Arkansas’ Medicaid spending profile is bending downward for a change because a reform suggested by the Affordable Care on the reimbursement for episodes of care has proved wildly successful. Several insurance companies adopted the system, too, and are lowering costs and improving treatment. Other states are starting to embrace the model and perhaps soon it will become universal.

Now for the national news. For the sixth year in a row, since Congress started work on the Affordable Care Act in 2009, the Congressional Budget Office has reduced its forecast for how much the federal government will need to spend on Medicare in the future. Every year, based on the Medicare experience of the previous year, the CBO reduces its projections. The projection for 2019 this summer is $95 billion lower than it was four years ago.

The reforms in Obamacare and some changes in Medicare in the Budget Control Act of 2011 are the main reasons, but some of the impact is indirect. The cost of medical treatment is not climbing at nearly the pace it was in 2008 and the years before. Every year, the pace slows.

The good news for everyone is that the long-term budget deficit of the federal government keeps shrinking as a problem, partly because of the brightening outlook for Medicare and the slowing of medical inflation. We still face a deficit for years to come, but the fiscal pain that will be needed to eliminate it will be far less severe, whenever we get a Congress with the will to compromise and address it.

Together, Obamacare and the Budget Control Act will have reduced Medicare spending by $700 billion over the 2010-20 decade without reducing the benefits of any of the 550,000 Medicare enrollees in Arkansas.

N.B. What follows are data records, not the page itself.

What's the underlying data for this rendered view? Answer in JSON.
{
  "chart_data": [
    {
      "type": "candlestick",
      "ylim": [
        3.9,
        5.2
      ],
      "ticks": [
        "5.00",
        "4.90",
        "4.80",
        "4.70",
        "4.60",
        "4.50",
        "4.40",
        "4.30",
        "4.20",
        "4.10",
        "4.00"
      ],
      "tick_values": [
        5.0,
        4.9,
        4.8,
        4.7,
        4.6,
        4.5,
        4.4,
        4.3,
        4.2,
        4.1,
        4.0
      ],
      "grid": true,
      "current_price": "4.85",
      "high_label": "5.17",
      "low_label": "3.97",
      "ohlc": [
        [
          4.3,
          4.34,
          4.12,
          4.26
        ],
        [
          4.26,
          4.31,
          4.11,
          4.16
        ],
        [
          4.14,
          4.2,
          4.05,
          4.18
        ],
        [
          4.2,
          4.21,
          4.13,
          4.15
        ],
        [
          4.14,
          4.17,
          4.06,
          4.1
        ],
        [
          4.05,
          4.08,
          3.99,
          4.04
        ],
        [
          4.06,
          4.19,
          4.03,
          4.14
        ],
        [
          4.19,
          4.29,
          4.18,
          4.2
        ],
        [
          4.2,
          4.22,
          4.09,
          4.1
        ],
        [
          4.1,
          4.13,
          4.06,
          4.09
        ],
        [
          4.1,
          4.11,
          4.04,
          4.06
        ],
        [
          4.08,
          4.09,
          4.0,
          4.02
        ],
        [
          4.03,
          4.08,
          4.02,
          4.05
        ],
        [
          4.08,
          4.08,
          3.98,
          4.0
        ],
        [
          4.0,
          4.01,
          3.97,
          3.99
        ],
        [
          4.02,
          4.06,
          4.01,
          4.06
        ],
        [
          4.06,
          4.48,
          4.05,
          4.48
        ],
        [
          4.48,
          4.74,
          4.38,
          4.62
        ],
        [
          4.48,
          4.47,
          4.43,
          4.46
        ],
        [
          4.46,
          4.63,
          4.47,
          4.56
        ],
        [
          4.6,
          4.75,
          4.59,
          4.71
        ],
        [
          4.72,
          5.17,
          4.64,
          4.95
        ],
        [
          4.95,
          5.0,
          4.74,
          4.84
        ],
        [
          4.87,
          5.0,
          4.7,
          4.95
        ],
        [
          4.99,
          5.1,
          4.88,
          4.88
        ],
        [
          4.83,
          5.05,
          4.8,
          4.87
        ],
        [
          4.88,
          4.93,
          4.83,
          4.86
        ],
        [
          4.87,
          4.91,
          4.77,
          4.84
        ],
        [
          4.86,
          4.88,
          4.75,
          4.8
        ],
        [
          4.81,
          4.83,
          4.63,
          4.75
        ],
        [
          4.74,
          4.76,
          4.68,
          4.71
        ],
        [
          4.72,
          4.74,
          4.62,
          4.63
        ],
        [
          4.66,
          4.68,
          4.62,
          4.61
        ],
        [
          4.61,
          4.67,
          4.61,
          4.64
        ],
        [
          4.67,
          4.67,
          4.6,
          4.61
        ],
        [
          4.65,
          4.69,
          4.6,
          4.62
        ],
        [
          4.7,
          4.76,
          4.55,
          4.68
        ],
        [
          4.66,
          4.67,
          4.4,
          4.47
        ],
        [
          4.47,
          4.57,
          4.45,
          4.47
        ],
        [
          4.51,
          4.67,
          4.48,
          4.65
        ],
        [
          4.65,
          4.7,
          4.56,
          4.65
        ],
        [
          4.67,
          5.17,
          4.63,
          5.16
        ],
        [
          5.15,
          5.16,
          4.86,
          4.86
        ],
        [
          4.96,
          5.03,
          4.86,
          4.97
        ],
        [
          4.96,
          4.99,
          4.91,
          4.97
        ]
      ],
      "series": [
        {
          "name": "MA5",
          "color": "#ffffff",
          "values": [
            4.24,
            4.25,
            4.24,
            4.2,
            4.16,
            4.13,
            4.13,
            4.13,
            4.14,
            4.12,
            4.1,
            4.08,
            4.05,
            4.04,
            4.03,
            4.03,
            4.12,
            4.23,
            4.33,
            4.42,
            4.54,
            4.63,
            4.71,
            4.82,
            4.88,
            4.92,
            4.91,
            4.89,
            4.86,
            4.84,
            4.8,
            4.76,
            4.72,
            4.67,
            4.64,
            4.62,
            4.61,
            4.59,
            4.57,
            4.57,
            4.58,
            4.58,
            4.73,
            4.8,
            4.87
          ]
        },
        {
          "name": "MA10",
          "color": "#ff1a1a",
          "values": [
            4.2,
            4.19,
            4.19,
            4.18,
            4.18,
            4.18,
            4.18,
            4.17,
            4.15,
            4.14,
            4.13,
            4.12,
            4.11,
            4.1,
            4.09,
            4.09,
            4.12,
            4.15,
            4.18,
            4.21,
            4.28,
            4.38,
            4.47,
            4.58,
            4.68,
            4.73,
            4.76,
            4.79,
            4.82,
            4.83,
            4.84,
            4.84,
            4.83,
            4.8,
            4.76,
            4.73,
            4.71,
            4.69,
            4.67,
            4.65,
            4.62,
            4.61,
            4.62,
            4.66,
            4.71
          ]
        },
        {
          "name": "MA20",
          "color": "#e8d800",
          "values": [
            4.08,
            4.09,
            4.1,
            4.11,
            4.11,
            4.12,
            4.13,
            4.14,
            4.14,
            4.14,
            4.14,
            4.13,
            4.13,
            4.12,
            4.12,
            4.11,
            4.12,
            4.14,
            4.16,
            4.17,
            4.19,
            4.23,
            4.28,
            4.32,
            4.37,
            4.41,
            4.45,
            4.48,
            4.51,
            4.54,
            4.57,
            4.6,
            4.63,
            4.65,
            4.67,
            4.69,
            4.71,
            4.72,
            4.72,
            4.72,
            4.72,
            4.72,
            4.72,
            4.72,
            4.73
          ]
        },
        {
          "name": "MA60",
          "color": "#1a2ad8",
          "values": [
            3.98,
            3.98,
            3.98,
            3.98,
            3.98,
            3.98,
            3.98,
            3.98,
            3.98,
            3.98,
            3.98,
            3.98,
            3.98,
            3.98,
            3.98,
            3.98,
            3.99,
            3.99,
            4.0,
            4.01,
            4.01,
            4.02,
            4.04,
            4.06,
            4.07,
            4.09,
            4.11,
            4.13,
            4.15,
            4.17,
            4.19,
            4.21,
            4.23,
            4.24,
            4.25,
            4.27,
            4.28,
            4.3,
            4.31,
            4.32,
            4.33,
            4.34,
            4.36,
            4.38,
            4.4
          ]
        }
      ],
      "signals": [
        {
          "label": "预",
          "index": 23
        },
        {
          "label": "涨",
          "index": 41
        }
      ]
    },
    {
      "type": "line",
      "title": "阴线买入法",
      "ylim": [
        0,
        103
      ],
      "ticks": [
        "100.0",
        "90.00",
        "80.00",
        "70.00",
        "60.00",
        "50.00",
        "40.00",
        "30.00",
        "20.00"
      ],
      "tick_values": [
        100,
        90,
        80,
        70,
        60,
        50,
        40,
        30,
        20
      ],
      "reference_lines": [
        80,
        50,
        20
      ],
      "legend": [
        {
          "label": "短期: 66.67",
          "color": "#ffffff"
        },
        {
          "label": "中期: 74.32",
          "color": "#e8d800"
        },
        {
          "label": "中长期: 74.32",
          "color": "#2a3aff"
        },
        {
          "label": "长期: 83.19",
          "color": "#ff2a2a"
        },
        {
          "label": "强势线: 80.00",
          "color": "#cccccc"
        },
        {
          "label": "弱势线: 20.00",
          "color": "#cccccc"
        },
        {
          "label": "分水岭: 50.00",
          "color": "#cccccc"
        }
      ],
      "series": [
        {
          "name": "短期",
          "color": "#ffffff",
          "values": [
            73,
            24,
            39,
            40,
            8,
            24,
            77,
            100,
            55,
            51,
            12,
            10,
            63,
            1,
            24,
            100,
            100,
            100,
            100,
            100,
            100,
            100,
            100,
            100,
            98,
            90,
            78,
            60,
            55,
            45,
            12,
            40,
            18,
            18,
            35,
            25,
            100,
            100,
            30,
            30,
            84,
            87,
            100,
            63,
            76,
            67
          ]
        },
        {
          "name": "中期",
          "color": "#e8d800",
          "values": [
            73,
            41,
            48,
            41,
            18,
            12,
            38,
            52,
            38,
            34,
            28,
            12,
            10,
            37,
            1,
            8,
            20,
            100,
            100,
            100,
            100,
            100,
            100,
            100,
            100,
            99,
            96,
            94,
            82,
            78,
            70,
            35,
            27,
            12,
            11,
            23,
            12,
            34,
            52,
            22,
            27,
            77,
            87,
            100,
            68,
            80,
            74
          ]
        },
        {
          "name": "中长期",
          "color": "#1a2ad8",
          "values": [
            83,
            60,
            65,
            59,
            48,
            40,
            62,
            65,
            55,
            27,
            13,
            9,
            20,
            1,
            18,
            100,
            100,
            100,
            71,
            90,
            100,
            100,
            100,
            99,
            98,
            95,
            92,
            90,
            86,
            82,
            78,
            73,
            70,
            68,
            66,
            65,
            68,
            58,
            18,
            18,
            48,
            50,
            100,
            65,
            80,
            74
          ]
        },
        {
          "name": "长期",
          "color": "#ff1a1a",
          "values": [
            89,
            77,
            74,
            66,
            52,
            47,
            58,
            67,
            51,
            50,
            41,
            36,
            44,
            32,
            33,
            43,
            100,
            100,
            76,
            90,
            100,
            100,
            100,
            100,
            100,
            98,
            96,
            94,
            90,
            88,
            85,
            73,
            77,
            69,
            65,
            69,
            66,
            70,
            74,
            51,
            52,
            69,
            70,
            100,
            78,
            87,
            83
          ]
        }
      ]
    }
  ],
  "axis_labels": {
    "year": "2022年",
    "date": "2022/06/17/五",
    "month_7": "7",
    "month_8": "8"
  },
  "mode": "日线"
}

It is done by reducing the reimbursements to hospitals and many specialists and reducing the subsidies to insurance companies that provide Medicare Advantage policies.

End of the respite from tempests and travail.